Without the pictures, output the records below word for word.

- _MATERIAL SHOWN_
++++
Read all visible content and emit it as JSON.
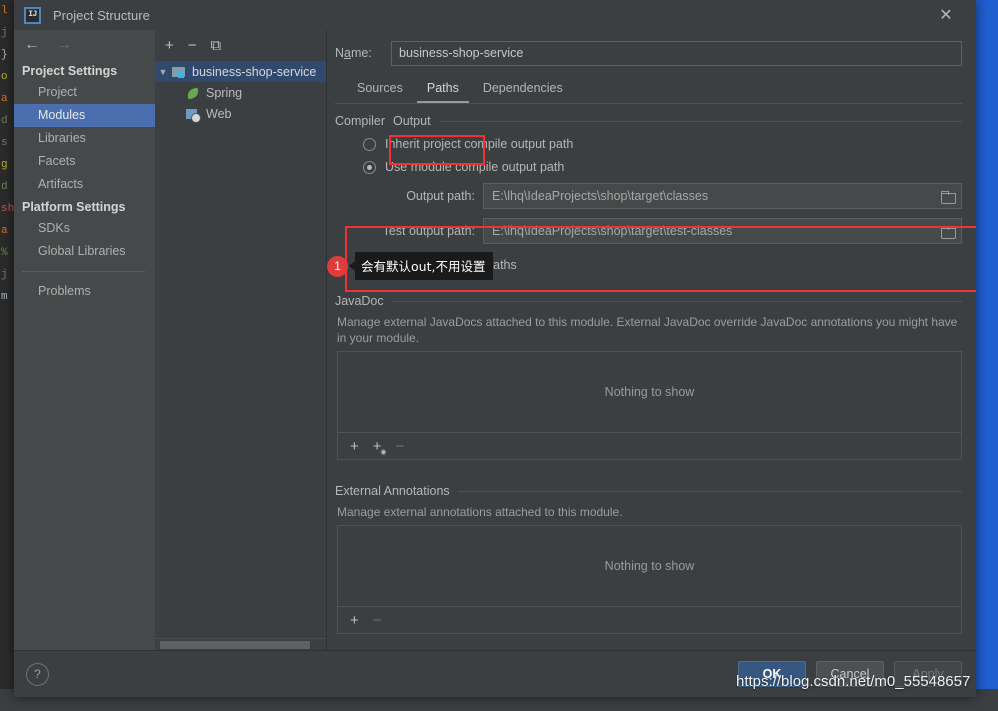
{
  "window": {
    "title": "Project Structure",
    "app_icon": "intellij-idea-icon",
    "close_icon": "✕"
  },
  "nav": {
    "back_icon": "←",
    "forward_icon": "→",
    "groups": [
      {
        "title": "Project Settings",
        "items": [
          {
            "label": "Project",
            "selected": false
          },
          {
            "label": "Modules",
            "selected": true
          },
          {
            "label": "Libraries",
            "selected": false
          },
          {
            "label": "Facets",
            "selected": false
          },
          {
            "label": "Artifacts",
            "selected": false
          }
        ]
      },
      {
        "title": "Platform Settings",
        "items": [
          {
            "label": "SDKs",
            "selected": false
          },
          {
            "label": "Global Libraries",
            "selected": false
          }
        ]
      }
    ],
    "extra_items": [
      {
        "label": "Problems",
        "selected": false
      }
    ]
  },
  "tree": {
    "toolbar": {
      "add": "+",
      "remove": "−",
      "copy": "⧉"
    },
    "nodes": [
      {
        "label": "business-shop-service",
        "icon": "module-icon",
        "depth": 0,
        "expanded": true,
        "selected": true
      },
      {
        "label": "Spring",
        "icon": "spring-icon",
        "depth": 1,
        "expanded": false,
        "selected": false
      },
      {
        "label": "Web",
        "icon": "web-icon",
        "depth": 1,
        "expanded": false,
        "selected": false
      }
    ]
  },
  "module": {
    "name_label": "Name:",
    "name_value": "business-shop-service",
    "tabs": [
      {
        "label": "Sources",
        "active": false
      },
      {
        "label": "Paths",
        "active": true
      },
      {
        "label": "Dependencies",
        "active": false
      }
    ],
    "compiler_output": {
      "section_label_prefix": "Compiler",
      "section_label_highlight": "Output",
      "options": [
        {
          "label": "Inherit project compile output path",
          "checked": false
        },
        {
          "label": "Use module compile output path",
          "checked": true
        }
      ],
      "output_path_label": "Output path:",
      "output_path_value": "E:\\lhq\\IdeaProjects\\shop\\target\\classes",
      "test_output_path_label": "Test output path:",
      "test_output_path_value": "E:\\lhq\\IdeaProjects\\shop\\target\\test-classes",
      "browse_icon": "folder-icon",
      "exclude_label": "Exclude output paths",
      "exclude_checked": false
    },
    "javadoc": {
      "section_label": "JavaDoc",
      "description": "Manage external JavaDocs attached to this module. External JavaDoc override JavaDoc annotations you might have in your module.",
      "empty_text": "Nothing to show",
      "toolbar": {
        "add": "+",
        "add_special": "+",
        "remove": "−"
      }
    },
    "external_annotations": {
      "section_label": "External Annotations",
      "description": "Manage external annotations attached to this module.",
      "empty_text": "Nothing to show",
      "toolbar": {
        "add": "+",
        "remove": "−"
      }
    }
  },
  "annotation": {
    "badge": "1",
    "text": "会有默认out,不用设置",
    "highlight_color": "#f03232",
    "badge_color": "#e23b3b"
  },
  "footer": {
    "help_icon": "?",
    "ok_label": "OK",
    "cancel_label": "Cancel",
    "apply_label": "Apply"
  },
  "watermark": {
    "text": "https://blog.csdn.net/m0_55548657"
  },
  "background": {
    "code_fragments": [
      "l",
      "j",
      "}",
      "o",
      "a",
      "d",
      "s",
      "g",
      "d",
      "sh",
      "a",
      "%",
      "j",
      "m"
    ],
    "right_strip_color": "#1f5fd0"
  }
}
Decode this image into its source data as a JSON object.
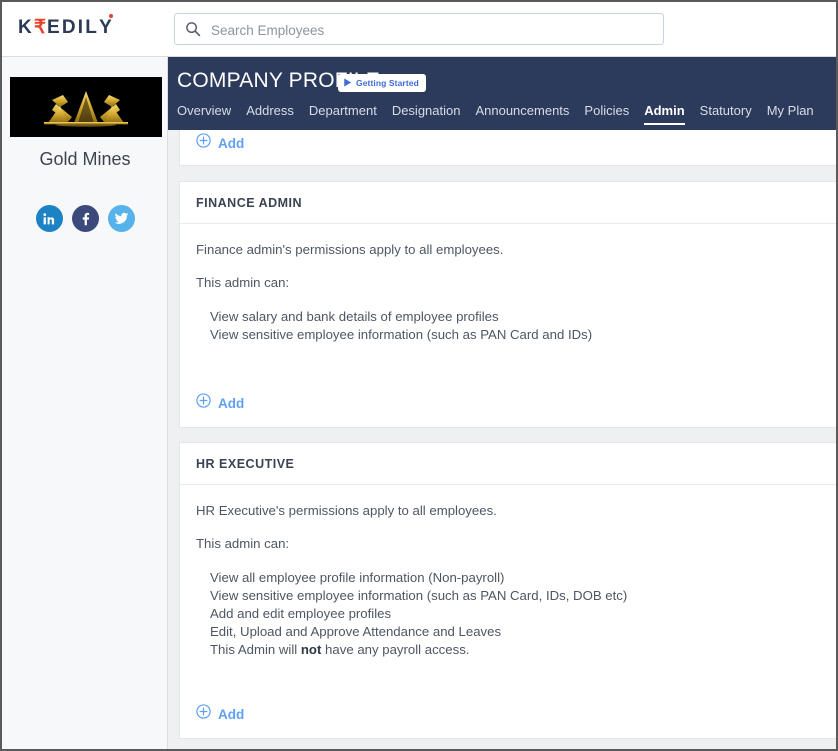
{
  "topbar": {
    "logo": {
      "pre": "K",
      "rupee": "₹",
      "post": "EDIL",
      "last": "Y"
    },
    "search": {
      "icon": "search-icon",
      "placeholder": "Search Employees",
      "value": ""
    }
  },
  "sidebar": {
    "logo_alt": "gold-mines-logo",
    "company_name": "Gold Mines",
    "social": [
      {
        "name": "linkedin-icon",
        "label": "LinkedIn",
        "color": "#1b82c4"
      },
      {
        "name": "facebook-icon",
        "label": "Facebook",
        "color": "#3b4a7a"
      },
      {
        "name": "twitter-icon",
        "label": "Twitter",
        "color": "#55b2ea"
      }
    ]
  },
  "header": {
    "title": "COMPANY PROFILE",
    "getting_started": {
      "label": "Getting Started",
      "icon": "play-icon",
      "color": "#3d6ad6"
    },
    "tabs": [
      {
        "label": "Overview",
        "active": false
      },
      {
        "label": "Address",
        "active": false
      },
      {
        "label": "Department",
        "active": false
      },
      {
        "label": "Designation",
        "active": false
      },
      {
        "label": "Announcements",
        "active": false
      },
      {
        "label": "Policies",
        "active": false
      },
      {
        "label": "Admin",
        "active": true
      },
      {
        "label": "Statutory",
        "active": false
      },
      {
        "label": "My Plan",
        "active": false
      }
    ],
    "bg_color": "#2c3a5c"
  },
  "main": {
    "top_add": {
      "label": "Add",
      "icon": "plus-circle-icon"
    },
    "cards": [
      {
        "title": "FINANCE ADMIN",
        "intro": "Finance admin's permissions apply to all employees.",
        "subintro": "This admin can:",
        "permissions": [
          "View salary and bank details of employee profiles",
          "View sensitive employee information (such as PAN Card and IDs)"
        ],
        "add": {
          "label": "Add",
          "icon": "plus-circle-icon"
        }
      },
      {
        "title": "HR EXECUTIVE",
        "intro": "HR Executive's permissions apply to all employees.",
        "subintro": "This admin can:",
        "permissions": [
          "View all employee profile information (Non-payroll)",
          "View sensitive employee information (such as PAN Card, IDs, DOB etc)",
          "Add and edit employee profiles",
          "Edit, Upload and Approve Attendance and Leaves"
        ],
        "permission_last_pre": "This Admin will ",
        "permission_last_bold": "not",
        "permission_last_post": " have any payroll access.",
        "add": {
          "label": "Add",
          "icon": "plus-circle-icon"
        }
      }
    ]
  },
  "colors": {
    "accent_blue": "#5fa0f5",
    "header_navy": "#2c3a5c",
    "logo_red": "#e8412c",
    "page_bg": "#eef0f2"
  }
}
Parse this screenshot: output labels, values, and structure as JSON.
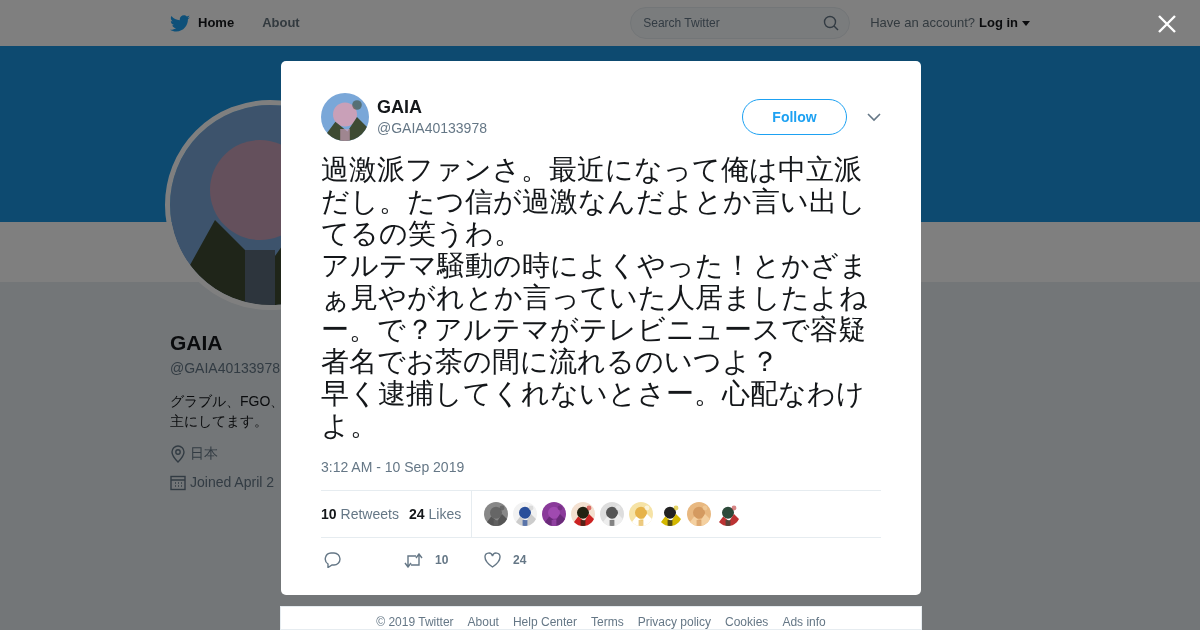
{
  "header": {
    "nav": [
      {
        "label": "Home"
      },
      {
        "label": "About"
      }
    ],
    "search": {
      "placeholder": "Search Twitter"
    },
    "account_prompt": "Have an account?",
    "login": "Log in"
  },
  "profile": {
    "name": "GAIA",
    "handle": "@GAIA40133978",
    "bio": [
      "グラブル、FGO、",
      "主にしてます。"
    ],
    "location": "日本",
    "joined": "Joined April 2"
  },
  "tweet": {
    "name": "GAIA",
    "handle": "@GAIA40133978",
    "follow": "Follow",
    "text": [
      "過激派ファンさ。最近になって俺は中立派だし。たつ信が過激なんだよとか言い出してるの笑うわ。",
      "アルテマ騒動の時によくやった！とかざまぁ見やがれとか言っていた人居ましたよねー。で？アルテマがテレビニュースで容疑者名でお茶の間に流れるのいつよ？",
      "早く逮捕してくれないとさー。心配なわけよ。"
    ],
    "timestamp": "3:12 AM - 10 Sep 2019",
    "stats": [
      {
        "count": "10",
        "label": "Retweets"
      },
      {
        "count": "24",
        "label": "Likes"
      }
    ],
    "actions": [
      {
        "kind": "reply"
      },
      {
        "kind": "retweet",
        "count": "10"
      },
      {
        "kind": "like",
        "count": "24"
      }
    ]
  },
  "footer": [
    "© 2019 Twitter",
    "About",
    "Help Center",
    "Terms",
    "Privacy policy",
    "Cookies",
    "Ads info"
  ]
}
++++
- _RESPONSE TO THIS TASK_
Read all visible content and emit it as JSON.
{
  "window": {
    "title": "Project Structure",
    "app_icon": "intellij-idea-icon",
    "close_icon": "✕"
  },
  "nav": {
    "back_icon": "←",
    "forward_icon": "→",
    "groups": [
      {
        "title": "Project Settings",
        "items": [
          {
            "label": "Project",
            "selected": false
          },
          {
            "label": "Modules",
            "selected": true
          },
          {
            "label": "Libraries",
            "selected": false
          },
          {
            "label": "Facets",
            "selected": false
          },
          {
            "label": "Artifacts",
            "selected": false
          }
        ]
      },
      {
        "title": "Platform Settings",
        "items": [
          {
            "label": "SDKs",
            "selected": false
          },
          {
            "label": "Global Libraries",
            "selected": false
          }
        ]
      }
    ],
    "extra_items": [
      {
        "label": "Problems",
        "selected": false
      }
    ]
  },
  "tree": {
    "toolbar": {
      "add": "+",
      "remove": "−",
      "copy": "⧉"
    },
    "nodes": [
      {
        "label": "business-shop-service",
        "icon": "module-icon",
        "depth": 0,
        "expanded": true,
        "selected": true
      },
      {
        "label": "Spring",
        "icon": "spring-icon",
        "depth": 1,
        "expanded": false,
        "selected": false
      },
      {
        "label": "Web",
        "icon": "web-icon",
        "depth": 1,
        "expanded": false,
        "selected": false
      }
    ]
  },
  "module": {
    "name_label": "Name:",
    "name_value": "business-shop-service",
    "tabs": [
      {
        "label": "Sources",
        "active": false
      },
      {
        "label": "Paths",
        "active": true
      },
      {
        "label": "Dependencies",
        "active": false
      }
    ],
    "compiler_output": {
      "section_label_prefix": "Compiler",
      "section_label_highlight": "Output",
      "options": [
        {
          "label": "Inherit project compile output path",
          "checked": false
        },
        {
          "label": "Use module compile output path",
          "checked": true
        }
      ],
      "output_path_label": "Output path:",
      "output_path_value": "E:\\lhq\\IdeaProjects\\shop\\target\\classes",
      "test_output_path_label": "Test output path:",
      "test_output_path_value": "E:\\lhq\\IdeaProjects\\shop\\target\\test-classes",
      "browse_icon": "folder-icon",
      "exclude_label": "Exclude output paths",
      "exclude_checked": false
    },
    "javadoc": {
      "section_label": "JavaDoc",
      "description": "Manage external JavaDocs attached to this module. External JavaDoc override JavaDoc annotations you might have in your module.",
      "empty_text": "Nothing to show",
      "toolbar": {
        "add": "+",
        "add_special": "+",
        "remove": "−"
      }
    },
    "external_annotations": {
      "section_label": "External Annotations",
      "description": "Manage external annotations attached to this module.",
      "empty_text": "Nothing to show",
      "toolbar": {
        "add": "+",
        "remove": "−"
      }
    }
  },
  "annotation": {
    "badge": "1",
    "text": "会有默认out,不用设置",
    "highlight_color": "#f03232",
    "badge_color": "#e23b3b"
  },
  "footer": {
    "help_icon": "?",
    "ok_label": "OK",
    "cancel_label": "Cancel",
    "apply_label": "Apply"
  },
  "watermark": {
    "text": "https://blog.csdn.net/m0_55548657"
  },
  "background": {
    "code_fragments": [
      "l",
      "j",
      "}",
      "o",
      "a",
      "d",
      "s",
      "g",
      "d",
      "sh",
      "a",
      "%",
      "j",
      "m"
    ],
    "right_strip_color": "#1f5fd0"
  }
}
Decode this image into its source data as a JSON object.
{
  "topbar": {
    "logo": {
      "pre": "K",
      "rupee": "₹",
      "post": "EDIL",
      "last": "Y"
    },
    "search": {
      "icon": "search-icon",
      "placeholder": "Search Employees",
      "value": ""
    }
  },
  "sidebar": {
    "logo_alt": "gold-mines-logo",
    "company_name": "Gold Mines",
    "social": [
      {
        "name": "linkedin-icon",
        "label": "LinkedIn",
        "color": "#1b82c4"
      },
      {
        "name": "facebook-icon",
        "label": "Facebook",
        "color": "#3b4a7a"
      },
      {
        "name": "twitter-icon",
        "label": "Twitter",
        "color": "#55b2ea"
      }
    ]
  },
  "header": {
    "title": "COMPANY PROFILE",
    "getting_started": {
      "label": "Getting Started",
      "icon": "play-icon",
      "color": "#3d6ad6"
    },
    "tabs": [
      {
        "label": "Overview",
        "active": false
      },
      {
        "label": "Address",
        "active": false
      },
      {
        "label": "Department",
        "active": false
      },
      {
        "label": "Designation",
        "active": false
      },
      {
        "label": "Announcements",
        "active": false
      },
      {
        "label": "Policies",
        "active": false
      },
      {
        "label": "Admin",
        "active": true
      },
      {
        "label": "Statutory",
        "active": false
      },
      {
        "label": "My Plan",
        "active": false
      }
    ],
    "bg_color": "#2c3a5c"
  },
  "main": {
    "top_add": {
      "label": "Add",
      "icon": "plus-circle-icon"
    },
    "cards": [
      {
        "title": "FINANCE ADMIN",
        "intro": "Finance admin's permissions apply to all employees.",
        "subintro": "This admin can:",
        "permissions": [
          "View salary and bank details of employee profiles",
          "View sensitive employee information (such as PAN Card and IDs)"
        ],
        "add": {
          "label": "Add",
          "icon": "plus-circle-icon"
        }
      },
      {
        "title": "HR EXECUTIVE",
        "intro": "HR Executive's permissions apply to all employees.",
        "subintro": "This admin can:",
        "permissions": [
          "View all employee profile information (Non-payroll)",
          "View sensitive employee information (such as PAN Card, IDs, DOB etc)",
          "Add and edit employee profiles",
          "Edit, Upload and Approve Attendance and Leaves"
        ],
        "permission_last_pre": "This Admin will ",
        "permission_last_bold": "not",
        "permission_last_post": " have any payroll access.",
        "add": {
          "label": "Add",
          "icon": "plus-circle-icon"
        }
      }
    ]
  },
  "colors": {
    "accent_blue": "#5fa0f5",
    "header_navy": "#2c3a5c",
    "logo_red": "#e8412c",
    "page_bg": "#eef0f2"
  }
}
Parse this screenshot: output labels, values, and structure as JSON.
{
  "header": {
    "nav": [
      {
        "label": "Home"
      },
      {
        "label": "About"
      }
    ],
    "search": {
      "placeholder": "Search Twitter"
    },
    "account_prompt": "Have an account?",
    "login": "Log in"
  },
  "profile": {
    "name": "GAIA",
    "handle": "@GAIA40133978",
    "bio": [
      "グラブル、FGO、",
      "主にしてます。"
    ],
    "location": "日本",
    "joined": "Joined April 2"
  },
  "tweet": {
    "name": "GAIA",
    "handle": "@GAIA40133978",
    "follow": "Follow",
    "text": [
      "過激派ファンさ。最近になって俺は中立派だし。たつ信が過激なんだよとか言い出してるの笑うわ。",
      "アルテマ騒動の時によくやった！とかざまぁ見やがれとか言っていた人居ましたよねー。で？アルテマがテレビニュースで容疑者名でお茶の間に流れるのいつよ？",
      "早く逮捕してくれないとさー。心配なわけよ。"
    ],
    "timestamp": "3:12 AM - 10 Sep 2019",
    "stats": [
      {
        "count": "10",
        "label": "Retweets"
      },
      {
        "count": "24",
        "label": "Likes"
      }
    ],
    "actions": [
      {
        "kind": "reply"
      },
      {
        "kind": "retweet",
        "count": "10"
      },
      {
        "kind": "like",
        "count": "24"
      }
    ]
  },
  "footer": [
    "© 2019 Twitter",
    "About",
    "Help Center",
    "Terms",
    "Privacy policy",
    "Cookies",
    "Ads info"
  ]
}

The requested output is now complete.